Exercise goal:
After checking the listing below, say how many of its lines contain the string "this". Only the number is needed.
○ ○ ○
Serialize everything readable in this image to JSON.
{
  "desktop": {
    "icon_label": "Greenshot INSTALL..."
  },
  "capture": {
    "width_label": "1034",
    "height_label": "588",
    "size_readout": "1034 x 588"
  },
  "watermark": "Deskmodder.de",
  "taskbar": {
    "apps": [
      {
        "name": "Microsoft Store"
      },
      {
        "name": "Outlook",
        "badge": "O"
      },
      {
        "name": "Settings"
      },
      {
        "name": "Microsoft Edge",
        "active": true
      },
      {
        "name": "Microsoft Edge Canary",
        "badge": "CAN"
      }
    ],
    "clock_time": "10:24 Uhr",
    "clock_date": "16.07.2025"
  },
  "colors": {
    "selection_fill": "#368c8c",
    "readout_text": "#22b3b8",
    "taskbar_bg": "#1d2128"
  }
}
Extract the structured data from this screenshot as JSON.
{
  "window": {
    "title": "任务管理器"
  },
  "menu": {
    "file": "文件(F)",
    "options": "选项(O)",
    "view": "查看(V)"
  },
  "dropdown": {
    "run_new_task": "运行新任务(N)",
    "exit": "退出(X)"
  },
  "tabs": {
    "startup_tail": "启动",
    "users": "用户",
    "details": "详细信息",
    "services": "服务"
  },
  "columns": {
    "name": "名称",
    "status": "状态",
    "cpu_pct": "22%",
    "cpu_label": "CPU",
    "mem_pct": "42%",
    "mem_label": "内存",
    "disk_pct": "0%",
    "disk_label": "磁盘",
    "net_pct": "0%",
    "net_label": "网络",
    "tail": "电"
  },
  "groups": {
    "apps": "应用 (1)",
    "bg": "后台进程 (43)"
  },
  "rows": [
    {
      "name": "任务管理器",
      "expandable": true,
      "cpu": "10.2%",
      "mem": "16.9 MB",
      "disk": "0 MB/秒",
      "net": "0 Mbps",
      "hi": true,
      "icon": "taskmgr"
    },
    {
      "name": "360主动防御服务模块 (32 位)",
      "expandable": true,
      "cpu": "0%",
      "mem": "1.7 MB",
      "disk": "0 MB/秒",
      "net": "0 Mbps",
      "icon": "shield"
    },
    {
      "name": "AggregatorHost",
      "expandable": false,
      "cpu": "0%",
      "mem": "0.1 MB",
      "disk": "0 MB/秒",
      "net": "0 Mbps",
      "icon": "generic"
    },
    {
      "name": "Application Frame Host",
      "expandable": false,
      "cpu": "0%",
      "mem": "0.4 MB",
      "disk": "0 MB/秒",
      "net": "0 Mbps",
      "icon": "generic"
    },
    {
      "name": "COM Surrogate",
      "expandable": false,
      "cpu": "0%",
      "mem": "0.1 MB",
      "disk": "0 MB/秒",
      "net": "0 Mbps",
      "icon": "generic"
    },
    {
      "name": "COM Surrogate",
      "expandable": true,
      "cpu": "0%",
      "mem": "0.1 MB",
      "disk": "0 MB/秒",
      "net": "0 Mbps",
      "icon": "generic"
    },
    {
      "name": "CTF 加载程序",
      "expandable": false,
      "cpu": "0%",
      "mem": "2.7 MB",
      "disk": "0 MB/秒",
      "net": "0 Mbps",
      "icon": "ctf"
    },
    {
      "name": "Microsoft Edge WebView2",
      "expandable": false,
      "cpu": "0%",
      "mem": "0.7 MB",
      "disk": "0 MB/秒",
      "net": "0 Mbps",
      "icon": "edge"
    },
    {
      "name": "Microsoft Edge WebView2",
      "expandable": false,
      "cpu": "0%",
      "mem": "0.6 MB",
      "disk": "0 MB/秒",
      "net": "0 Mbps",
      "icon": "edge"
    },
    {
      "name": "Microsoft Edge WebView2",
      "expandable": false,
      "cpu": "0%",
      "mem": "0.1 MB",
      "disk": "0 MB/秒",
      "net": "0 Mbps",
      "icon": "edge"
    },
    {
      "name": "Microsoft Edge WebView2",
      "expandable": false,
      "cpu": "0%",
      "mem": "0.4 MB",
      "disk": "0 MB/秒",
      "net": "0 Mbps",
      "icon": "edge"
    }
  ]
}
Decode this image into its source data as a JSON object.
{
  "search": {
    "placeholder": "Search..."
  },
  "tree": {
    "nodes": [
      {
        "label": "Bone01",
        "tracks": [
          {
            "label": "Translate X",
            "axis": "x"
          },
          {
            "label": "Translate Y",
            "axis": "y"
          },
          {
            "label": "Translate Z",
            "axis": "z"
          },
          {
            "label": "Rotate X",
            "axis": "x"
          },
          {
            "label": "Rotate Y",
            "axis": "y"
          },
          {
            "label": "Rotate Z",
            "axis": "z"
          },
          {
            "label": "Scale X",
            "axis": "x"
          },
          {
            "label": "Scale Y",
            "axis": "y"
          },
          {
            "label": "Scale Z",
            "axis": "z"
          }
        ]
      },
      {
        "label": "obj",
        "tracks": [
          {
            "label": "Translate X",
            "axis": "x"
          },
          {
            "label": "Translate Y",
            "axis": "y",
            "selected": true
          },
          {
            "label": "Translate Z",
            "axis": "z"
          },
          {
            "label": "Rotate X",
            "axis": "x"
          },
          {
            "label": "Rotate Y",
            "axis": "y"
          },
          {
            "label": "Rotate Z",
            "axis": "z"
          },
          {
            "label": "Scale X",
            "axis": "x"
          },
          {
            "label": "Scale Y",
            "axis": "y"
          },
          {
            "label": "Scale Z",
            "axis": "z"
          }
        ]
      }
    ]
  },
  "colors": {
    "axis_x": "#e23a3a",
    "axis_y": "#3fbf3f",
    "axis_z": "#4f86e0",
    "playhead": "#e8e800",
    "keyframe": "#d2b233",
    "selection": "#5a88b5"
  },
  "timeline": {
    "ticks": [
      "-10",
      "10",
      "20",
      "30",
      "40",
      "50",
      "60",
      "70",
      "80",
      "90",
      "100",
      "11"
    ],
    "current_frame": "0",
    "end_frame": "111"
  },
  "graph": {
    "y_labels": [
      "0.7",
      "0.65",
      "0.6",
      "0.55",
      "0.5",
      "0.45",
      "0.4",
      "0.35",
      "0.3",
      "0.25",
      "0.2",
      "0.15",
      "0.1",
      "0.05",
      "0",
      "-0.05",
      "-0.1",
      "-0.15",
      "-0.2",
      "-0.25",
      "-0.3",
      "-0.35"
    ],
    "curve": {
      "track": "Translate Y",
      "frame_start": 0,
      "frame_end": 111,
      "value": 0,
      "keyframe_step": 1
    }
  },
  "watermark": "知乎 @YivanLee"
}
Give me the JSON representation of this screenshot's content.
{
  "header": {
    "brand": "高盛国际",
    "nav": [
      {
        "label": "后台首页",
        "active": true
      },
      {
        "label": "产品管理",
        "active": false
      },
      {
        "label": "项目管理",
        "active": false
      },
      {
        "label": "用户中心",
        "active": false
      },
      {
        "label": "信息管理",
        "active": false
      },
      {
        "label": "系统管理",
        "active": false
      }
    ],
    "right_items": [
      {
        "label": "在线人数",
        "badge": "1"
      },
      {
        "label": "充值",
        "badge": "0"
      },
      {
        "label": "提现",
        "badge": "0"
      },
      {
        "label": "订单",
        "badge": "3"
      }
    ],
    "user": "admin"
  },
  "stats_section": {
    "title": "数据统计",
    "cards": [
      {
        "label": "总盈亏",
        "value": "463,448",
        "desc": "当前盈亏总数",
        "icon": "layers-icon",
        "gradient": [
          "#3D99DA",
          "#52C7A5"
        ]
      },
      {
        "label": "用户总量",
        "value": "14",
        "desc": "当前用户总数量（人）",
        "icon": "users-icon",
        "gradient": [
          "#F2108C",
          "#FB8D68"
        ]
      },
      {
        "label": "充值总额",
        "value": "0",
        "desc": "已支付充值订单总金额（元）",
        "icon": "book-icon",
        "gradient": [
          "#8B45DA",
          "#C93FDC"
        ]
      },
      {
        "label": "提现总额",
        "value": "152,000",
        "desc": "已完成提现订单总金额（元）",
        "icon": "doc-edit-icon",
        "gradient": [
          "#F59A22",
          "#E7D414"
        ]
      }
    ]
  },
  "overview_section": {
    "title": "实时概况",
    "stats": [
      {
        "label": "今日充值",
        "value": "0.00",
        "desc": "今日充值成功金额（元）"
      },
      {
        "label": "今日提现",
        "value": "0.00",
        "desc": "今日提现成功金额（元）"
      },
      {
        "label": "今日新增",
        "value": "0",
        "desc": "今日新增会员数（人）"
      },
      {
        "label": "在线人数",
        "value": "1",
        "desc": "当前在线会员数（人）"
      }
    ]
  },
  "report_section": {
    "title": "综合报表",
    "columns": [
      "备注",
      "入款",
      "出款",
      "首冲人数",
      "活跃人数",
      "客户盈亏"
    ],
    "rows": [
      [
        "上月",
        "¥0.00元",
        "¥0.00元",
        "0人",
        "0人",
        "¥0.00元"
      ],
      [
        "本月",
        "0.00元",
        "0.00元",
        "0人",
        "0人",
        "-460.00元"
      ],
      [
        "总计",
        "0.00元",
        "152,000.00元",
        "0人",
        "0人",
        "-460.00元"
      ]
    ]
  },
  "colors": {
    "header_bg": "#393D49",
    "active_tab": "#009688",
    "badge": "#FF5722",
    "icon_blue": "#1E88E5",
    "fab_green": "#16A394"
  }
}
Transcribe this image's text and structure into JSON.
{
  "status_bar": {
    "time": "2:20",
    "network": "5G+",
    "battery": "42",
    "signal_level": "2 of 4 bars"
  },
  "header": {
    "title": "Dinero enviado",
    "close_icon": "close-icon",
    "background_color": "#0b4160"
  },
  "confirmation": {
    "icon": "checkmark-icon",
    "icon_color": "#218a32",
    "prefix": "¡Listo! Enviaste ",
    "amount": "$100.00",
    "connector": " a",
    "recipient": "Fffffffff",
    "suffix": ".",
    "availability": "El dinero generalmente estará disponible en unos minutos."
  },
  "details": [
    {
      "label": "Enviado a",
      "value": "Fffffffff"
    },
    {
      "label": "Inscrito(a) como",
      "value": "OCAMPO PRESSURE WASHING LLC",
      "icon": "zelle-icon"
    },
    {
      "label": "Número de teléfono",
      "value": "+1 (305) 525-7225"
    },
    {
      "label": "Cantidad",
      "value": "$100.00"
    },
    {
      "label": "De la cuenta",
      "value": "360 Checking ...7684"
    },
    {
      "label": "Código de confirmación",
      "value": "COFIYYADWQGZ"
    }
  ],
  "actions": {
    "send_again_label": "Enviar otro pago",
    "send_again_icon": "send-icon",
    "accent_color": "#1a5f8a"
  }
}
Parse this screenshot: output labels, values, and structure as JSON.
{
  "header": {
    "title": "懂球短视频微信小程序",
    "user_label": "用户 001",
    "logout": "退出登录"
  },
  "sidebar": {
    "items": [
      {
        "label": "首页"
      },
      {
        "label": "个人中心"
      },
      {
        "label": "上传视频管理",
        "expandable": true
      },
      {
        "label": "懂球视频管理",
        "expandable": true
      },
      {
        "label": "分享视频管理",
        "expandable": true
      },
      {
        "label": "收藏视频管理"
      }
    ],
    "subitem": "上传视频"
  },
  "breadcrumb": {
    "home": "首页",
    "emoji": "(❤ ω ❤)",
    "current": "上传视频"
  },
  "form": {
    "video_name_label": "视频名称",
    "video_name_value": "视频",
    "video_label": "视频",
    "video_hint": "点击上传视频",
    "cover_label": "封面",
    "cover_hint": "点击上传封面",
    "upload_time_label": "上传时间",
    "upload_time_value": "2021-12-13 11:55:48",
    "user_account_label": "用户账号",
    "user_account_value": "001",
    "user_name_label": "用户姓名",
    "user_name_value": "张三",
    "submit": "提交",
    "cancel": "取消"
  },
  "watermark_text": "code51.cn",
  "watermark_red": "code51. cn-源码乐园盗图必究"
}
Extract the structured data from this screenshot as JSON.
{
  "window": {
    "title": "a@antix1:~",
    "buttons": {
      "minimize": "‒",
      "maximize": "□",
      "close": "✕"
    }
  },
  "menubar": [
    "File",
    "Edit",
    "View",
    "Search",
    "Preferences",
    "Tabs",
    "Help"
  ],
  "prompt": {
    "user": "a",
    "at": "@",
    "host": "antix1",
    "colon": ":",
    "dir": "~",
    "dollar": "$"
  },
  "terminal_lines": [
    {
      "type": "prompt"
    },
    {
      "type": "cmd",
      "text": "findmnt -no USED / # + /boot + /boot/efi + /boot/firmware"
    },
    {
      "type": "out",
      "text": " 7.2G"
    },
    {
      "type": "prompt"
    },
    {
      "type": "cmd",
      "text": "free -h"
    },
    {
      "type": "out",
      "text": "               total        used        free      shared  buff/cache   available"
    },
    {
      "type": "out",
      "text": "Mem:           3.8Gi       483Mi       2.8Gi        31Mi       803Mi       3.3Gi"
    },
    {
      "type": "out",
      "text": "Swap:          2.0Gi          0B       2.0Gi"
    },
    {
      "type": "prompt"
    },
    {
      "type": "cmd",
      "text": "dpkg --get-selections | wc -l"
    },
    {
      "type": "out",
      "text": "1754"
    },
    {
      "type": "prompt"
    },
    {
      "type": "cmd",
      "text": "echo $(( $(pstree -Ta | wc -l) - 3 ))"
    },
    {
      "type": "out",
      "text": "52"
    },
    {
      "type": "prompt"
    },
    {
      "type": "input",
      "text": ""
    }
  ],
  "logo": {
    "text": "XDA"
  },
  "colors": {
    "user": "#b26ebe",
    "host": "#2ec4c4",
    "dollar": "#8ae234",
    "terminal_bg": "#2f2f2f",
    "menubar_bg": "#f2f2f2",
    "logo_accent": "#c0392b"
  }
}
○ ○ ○
Reply to the task:
7